Further challenges that complicate the longevity of an artwork include the materials that artists incorporate. Collectors of modern and contemporary sculpture should be particularly cognizant of the “ready-made” materials some artists use, as these everyday items are only “everyday” in the time in which the artists create the work, and can become obsolete over time. As an example, Delidow cited the Whitney’s difficulties in preserving Felix Gonzalez-Torres’s 1994 sculpture Untitled (America), which is made of lightbulbs and usually hangs in the museum’s center stairwell.

Delidow stated that while the work’s materials are simple enough (light strings, rubber sockets, and 42 45-watt lightbulbs), the specific items that Gonzalez-Torres used no longer exist (or are being phased out, like incandescent bulbs), and that the Whitney is working to find alternatives to maintain the integrity of the work.
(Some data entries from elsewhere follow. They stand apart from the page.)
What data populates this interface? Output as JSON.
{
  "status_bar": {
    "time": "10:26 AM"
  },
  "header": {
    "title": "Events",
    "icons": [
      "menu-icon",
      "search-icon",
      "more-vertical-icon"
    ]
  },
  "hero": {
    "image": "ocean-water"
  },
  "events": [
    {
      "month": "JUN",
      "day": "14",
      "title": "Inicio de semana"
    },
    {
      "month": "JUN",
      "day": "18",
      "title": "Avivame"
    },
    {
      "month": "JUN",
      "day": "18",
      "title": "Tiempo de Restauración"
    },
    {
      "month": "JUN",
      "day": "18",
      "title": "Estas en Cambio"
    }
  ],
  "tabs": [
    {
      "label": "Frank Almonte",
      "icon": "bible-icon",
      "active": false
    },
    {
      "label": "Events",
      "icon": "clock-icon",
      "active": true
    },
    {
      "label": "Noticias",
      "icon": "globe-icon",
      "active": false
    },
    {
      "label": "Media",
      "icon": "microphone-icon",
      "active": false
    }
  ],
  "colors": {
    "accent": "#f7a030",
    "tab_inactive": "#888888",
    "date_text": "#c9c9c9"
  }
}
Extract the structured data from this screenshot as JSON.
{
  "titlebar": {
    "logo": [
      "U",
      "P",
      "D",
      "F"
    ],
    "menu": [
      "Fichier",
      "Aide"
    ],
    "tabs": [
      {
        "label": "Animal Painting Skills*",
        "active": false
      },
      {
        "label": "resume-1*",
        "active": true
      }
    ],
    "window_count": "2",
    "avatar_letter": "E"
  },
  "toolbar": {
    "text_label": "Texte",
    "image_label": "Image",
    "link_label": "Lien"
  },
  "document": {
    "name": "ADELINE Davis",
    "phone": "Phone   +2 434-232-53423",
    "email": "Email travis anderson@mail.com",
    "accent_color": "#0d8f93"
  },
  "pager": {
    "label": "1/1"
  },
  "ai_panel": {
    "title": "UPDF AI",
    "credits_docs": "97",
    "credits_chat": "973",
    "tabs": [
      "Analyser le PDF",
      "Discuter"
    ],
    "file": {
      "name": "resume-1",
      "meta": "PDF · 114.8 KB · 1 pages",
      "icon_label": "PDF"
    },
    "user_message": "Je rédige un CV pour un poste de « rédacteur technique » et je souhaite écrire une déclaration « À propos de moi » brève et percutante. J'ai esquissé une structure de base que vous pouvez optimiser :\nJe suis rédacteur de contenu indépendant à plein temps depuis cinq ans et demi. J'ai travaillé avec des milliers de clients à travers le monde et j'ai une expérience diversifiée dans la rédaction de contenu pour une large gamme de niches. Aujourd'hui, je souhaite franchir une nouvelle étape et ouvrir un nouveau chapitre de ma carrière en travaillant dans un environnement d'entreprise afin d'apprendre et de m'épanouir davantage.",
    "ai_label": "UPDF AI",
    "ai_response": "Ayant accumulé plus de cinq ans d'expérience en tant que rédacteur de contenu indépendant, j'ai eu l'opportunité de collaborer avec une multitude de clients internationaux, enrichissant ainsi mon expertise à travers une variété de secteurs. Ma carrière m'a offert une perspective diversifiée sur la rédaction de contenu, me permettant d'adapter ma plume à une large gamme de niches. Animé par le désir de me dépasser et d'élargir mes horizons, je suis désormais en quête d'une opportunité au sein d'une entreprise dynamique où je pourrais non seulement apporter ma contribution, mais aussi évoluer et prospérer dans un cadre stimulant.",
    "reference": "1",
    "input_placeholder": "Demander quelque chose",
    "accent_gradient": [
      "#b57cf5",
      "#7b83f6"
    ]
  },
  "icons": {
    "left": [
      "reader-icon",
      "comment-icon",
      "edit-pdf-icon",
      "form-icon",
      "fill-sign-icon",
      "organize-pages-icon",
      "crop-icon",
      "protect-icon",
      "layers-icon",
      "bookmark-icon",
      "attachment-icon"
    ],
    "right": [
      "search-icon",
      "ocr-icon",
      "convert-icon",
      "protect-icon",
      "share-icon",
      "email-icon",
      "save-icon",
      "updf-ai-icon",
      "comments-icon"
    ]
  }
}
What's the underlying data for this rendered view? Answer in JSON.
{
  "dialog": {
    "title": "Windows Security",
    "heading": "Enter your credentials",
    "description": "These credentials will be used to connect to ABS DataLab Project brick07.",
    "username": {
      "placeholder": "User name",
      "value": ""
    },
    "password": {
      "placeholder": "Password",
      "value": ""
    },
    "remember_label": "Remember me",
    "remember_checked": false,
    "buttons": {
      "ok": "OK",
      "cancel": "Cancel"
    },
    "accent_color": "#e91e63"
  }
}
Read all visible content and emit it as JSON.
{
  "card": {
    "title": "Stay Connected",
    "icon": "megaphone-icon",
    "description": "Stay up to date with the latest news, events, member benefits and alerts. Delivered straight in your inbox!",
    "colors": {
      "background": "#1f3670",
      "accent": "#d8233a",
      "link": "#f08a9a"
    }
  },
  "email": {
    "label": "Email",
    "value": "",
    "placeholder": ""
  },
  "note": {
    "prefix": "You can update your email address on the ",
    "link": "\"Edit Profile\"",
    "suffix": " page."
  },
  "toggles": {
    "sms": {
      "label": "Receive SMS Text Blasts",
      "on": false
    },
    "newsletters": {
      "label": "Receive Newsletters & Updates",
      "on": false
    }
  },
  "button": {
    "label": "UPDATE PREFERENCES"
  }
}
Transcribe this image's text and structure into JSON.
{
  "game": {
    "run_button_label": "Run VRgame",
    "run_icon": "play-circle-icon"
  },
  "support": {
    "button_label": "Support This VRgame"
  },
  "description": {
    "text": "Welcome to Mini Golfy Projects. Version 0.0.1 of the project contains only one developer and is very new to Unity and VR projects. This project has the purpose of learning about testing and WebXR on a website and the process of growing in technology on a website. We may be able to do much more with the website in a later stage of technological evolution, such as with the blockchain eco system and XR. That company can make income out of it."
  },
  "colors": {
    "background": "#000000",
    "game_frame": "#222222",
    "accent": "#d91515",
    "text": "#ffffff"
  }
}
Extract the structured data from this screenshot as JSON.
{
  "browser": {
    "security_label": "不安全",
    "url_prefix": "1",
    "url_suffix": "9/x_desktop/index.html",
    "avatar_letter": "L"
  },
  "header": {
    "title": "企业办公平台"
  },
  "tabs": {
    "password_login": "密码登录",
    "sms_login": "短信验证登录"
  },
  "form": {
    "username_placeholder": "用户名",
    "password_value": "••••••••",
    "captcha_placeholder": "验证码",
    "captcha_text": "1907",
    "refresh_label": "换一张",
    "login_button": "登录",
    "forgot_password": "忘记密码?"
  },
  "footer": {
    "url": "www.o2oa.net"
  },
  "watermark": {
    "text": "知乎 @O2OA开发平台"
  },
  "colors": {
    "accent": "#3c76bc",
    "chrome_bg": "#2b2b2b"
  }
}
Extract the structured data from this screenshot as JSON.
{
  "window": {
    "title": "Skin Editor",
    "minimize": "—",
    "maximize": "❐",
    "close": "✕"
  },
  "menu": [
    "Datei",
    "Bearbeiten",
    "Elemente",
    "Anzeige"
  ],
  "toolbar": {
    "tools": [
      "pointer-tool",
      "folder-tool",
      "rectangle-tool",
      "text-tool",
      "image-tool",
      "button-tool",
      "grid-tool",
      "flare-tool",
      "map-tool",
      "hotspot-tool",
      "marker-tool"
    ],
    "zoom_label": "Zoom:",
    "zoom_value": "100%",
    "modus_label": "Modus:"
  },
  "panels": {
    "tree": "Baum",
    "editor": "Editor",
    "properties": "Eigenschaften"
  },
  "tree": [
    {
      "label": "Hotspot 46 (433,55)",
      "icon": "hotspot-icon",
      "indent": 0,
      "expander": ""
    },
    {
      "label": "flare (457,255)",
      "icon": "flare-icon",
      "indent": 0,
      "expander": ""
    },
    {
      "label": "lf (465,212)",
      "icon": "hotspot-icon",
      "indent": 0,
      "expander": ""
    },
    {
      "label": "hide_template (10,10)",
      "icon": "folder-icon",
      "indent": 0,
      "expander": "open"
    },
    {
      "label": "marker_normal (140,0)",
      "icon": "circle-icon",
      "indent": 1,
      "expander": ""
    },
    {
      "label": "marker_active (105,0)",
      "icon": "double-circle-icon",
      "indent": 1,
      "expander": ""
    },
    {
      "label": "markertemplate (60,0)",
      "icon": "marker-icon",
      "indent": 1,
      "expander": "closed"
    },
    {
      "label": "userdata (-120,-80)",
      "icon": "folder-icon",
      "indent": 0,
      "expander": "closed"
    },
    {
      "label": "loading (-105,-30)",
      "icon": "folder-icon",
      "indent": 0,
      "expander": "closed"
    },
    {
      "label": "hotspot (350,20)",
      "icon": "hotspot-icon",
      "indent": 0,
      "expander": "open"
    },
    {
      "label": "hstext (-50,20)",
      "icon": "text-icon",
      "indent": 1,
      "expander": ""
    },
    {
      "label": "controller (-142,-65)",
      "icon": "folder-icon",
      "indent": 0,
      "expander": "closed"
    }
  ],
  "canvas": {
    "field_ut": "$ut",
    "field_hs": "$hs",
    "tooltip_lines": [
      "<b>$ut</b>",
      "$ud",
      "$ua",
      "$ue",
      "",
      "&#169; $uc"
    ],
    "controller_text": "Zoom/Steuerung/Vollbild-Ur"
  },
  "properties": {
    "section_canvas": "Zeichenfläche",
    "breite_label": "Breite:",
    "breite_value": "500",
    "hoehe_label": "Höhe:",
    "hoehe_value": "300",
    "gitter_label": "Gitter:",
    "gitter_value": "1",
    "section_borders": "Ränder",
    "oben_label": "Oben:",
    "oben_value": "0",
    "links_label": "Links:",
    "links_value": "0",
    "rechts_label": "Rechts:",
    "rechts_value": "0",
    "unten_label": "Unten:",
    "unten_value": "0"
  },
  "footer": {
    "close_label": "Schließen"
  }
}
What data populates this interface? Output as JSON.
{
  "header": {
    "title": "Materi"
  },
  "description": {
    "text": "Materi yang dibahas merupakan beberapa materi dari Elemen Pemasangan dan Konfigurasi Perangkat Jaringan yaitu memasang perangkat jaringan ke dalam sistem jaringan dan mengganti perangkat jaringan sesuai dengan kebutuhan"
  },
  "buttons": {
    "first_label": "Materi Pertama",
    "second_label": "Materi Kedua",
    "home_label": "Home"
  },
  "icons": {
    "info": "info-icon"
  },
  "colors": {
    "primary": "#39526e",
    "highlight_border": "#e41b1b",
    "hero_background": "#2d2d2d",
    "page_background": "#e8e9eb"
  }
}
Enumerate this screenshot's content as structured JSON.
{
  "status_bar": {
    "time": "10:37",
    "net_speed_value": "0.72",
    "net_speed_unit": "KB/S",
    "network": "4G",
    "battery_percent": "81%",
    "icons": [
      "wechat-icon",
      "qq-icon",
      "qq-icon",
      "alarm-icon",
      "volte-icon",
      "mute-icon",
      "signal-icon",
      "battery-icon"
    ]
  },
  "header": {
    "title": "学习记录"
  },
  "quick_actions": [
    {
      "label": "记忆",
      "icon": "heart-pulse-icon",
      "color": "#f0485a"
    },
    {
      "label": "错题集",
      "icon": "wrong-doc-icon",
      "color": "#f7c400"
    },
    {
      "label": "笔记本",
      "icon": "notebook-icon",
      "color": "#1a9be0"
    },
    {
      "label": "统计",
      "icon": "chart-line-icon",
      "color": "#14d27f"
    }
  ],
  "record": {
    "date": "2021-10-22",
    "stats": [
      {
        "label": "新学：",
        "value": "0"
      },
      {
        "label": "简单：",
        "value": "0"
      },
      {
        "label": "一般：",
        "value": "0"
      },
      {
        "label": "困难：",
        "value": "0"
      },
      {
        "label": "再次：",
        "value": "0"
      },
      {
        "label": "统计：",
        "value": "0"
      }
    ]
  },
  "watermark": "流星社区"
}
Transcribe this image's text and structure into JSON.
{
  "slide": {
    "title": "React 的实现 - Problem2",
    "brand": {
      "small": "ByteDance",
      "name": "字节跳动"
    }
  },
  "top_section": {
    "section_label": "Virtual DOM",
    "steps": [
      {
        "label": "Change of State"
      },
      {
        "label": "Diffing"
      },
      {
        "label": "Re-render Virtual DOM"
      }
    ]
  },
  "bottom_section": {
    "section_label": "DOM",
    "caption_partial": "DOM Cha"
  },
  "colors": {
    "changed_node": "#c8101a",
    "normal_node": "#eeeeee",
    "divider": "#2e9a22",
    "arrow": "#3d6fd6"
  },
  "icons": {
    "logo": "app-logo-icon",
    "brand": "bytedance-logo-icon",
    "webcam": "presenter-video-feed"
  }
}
For collectors who are acquiring works by living sculptors, Neary recommends establishing a connection with them to receive a backup of alternative materials that may be used in case the work is ever damaged.

Installation view of Nam June Paik, Fin de Siècle II, 1989 (partially restored, 2018) in “Programmed: Rules, Codes, and Choreographies in Art, 1965–2018,” 2018 at the Whitney Museum of American Art, New York. © Nam June Paik Estate. Photo by Ron Amstutz. Courtesy of the Whitney Museum of American Art.

Film and video—known as “time-based media” by conservators—carry their own quirks for collectors as the art is beholden to the technology available at the time of its creation. Film can degrade or combust, VHS tapes can become warped, and digital files can become corrupt. Many artists working in digital media often support the upgrading of their files to whichever format and resolution is most current. In these cases, collectors simply have to follow the changes in technology to maintain their work. In cases where artists work with 16mm film or other analog formats, collectors should inquire if a hi-res digital scan of the work is available.

“If an artist stipulates that their 16mm film can only ever be exhibited projected on film, the Whitney will ensure that we have, or have access to, negative elements or an approved digital scan that new prints can be struck from,” Neary said. “Similarly, if an artist creates a software- or web-based artwork using now-obsolete applications, it will be through discussion with the artist and conservators that we decide how best to replicate or document on video the experience of the work.”

Ultimately, collectors should establish a dialogue with artists or estates about their time-based works upon acquisition, as this will spare the future headache of trying to make legacy media work with the hardware of tomorrow. As Skopek put it, “Any media can have condition issues, and nothing is exempt from the effects of the passage of time, but with proper care many of those issues can be avoided. It’s more about how you take care of it than what it’s made of.”

Ayanna Dozier
Ayanna Dozier is Artsy’s Staff Writer.